The $10,000 Reason Mitt Romney Won't Be President
Last Saturday, during ABC's televised Republican debate in Iowa, Mitt Romeny challenged Texas Governor Rick Perry to a pricey bet. He offered a $10,000 wager concerning a disagreement over whether Romney had ever supported a federal individual mandate for health insurance similar to the one included in the Massachusetts plan he backed. With this bet, Romney gave the voting public another sign that the multimillionaire was out of touch with America's struggling middle class.
If you can make a $10,000 bet, you are most likely part of the 1%. If you make a $10,000 bet in front of millions of Americans while running for president, you must be out of touch with reality and not realize that 99% is more than 1% on election night.

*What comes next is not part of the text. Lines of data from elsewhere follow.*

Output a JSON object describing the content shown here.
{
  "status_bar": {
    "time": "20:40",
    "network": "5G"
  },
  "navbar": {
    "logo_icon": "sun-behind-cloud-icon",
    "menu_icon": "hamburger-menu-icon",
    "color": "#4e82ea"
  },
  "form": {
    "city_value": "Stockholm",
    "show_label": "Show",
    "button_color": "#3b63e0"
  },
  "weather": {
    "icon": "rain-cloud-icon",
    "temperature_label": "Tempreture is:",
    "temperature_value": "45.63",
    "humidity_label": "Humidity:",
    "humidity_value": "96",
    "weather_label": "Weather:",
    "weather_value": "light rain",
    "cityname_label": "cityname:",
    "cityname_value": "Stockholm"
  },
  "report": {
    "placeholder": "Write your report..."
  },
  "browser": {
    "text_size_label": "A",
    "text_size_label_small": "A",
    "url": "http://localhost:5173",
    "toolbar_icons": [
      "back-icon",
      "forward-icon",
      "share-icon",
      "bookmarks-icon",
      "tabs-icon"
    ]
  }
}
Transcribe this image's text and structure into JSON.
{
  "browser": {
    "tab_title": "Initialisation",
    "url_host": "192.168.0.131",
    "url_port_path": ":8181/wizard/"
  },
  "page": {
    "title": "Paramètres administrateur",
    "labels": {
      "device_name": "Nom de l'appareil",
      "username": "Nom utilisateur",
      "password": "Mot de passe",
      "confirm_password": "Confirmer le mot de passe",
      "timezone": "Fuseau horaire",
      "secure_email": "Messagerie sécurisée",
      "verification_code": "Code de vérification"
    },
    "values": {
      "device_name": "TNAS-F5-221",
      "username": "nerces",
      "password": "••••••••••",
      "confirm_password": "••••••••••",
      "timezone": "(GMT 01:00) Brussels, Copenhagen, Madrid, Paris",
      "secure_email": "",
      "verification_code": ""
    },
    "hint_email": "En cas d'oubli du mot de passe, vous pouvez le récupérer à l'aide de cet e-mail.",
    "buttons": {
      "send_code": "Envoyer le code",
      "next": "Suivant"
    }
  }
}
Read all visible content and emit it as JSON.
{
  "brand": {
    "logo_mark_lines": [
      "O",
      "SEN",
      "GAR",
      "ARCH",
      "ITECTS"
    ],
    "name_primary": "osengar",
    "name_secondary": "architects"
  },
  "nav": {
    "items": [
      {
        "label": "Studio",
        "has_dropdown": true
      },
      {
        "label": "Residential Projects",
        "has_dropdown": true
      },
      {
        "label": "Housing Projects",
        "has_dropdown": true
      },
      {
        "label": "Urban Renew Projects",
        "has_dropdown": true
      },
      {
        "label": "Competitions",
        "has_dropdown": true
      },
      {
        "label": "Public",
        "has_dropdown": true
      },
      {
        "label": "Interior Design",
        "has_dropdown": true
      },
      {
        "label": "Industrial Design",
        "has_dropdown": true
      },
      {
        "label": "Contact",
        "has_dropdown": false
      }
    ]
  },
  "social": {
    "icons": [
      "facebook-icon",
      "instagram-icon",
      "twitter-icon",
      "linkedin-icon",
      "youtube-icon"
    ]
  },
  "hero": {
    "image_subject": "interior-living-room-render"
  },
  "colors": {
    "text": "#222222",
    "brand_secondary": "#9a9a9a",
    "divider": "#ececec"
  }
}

If Americans end up voting for the guy who made this $10,000 bet, even if merely to prove a point, we would deserve who and what we get. This wager paints a picture of a candidate out of touch with many of the problems Americans face today. Increasing income inequality is one of the hottest political footballs for 2012 and Romney seemed to throw an interception with this one. Americans will not trust their middle class pensions, college funds, and retirement accounts to a politician who makes casual $10,000 bets on national television.
I take no issue with a little friendly wagering. In fact, I think that making a few friendly wagers with your buddies on football games can take your mind off the pile of bills, the mounting credit card debt, and your dwindling bank account. However, for a presidential candidate to make a wager with another presidential candidate while millions of Americans are losing their jobs, homes, pensions, and their health care seems just a bit out of touch. Even if presidential candidates are wealthy, and many of them are, they still need to act as if they empathize with the 99%.
When Romney challenged Perry on a dispute over his healthcare record and where he stood on the individual mandate, it set a precedent for presidential debates. Candidates can act like mischevious billionaires at a country club and remain in the race for the White House. Yes, the bar is now mighty low. It also further lent credence to the notion that these Republican presidential debates were not very presidential and that the exclusive Republicans candidates club was even more exclusive than originally thought.
If you are a Democrat, you must be jumping for joy every time a Republican candidate opens his mouth. If you are a Republican, you are mostly likely cringing every time a Republican candidate has a microphone in front of his or her face. According to the Gallup Daily, Obama's approval rating currently stands at 41%. With the Republican field lacking any credible candidates, the president's rating could fall even further below the 50/50 line, and he will still win another four years of room and board at the White House.
At least Newt Gingrich has sense enough not to bet large sums of money with his fellow rich Republican candidates on television while millions of Americans struggle to find enough money to put food on the table and a roof over their heads.
Hey Romney, let‘s wager $10 - only $10 because I’m part of the 99% and $10,000 would wipe out my measly retirement account. What’s the bet, you ask? I’ll bet dollars to donuts and a crumpled 10 that you won’t be moving into the White House next year.
Photo Credit: Gage Skidmore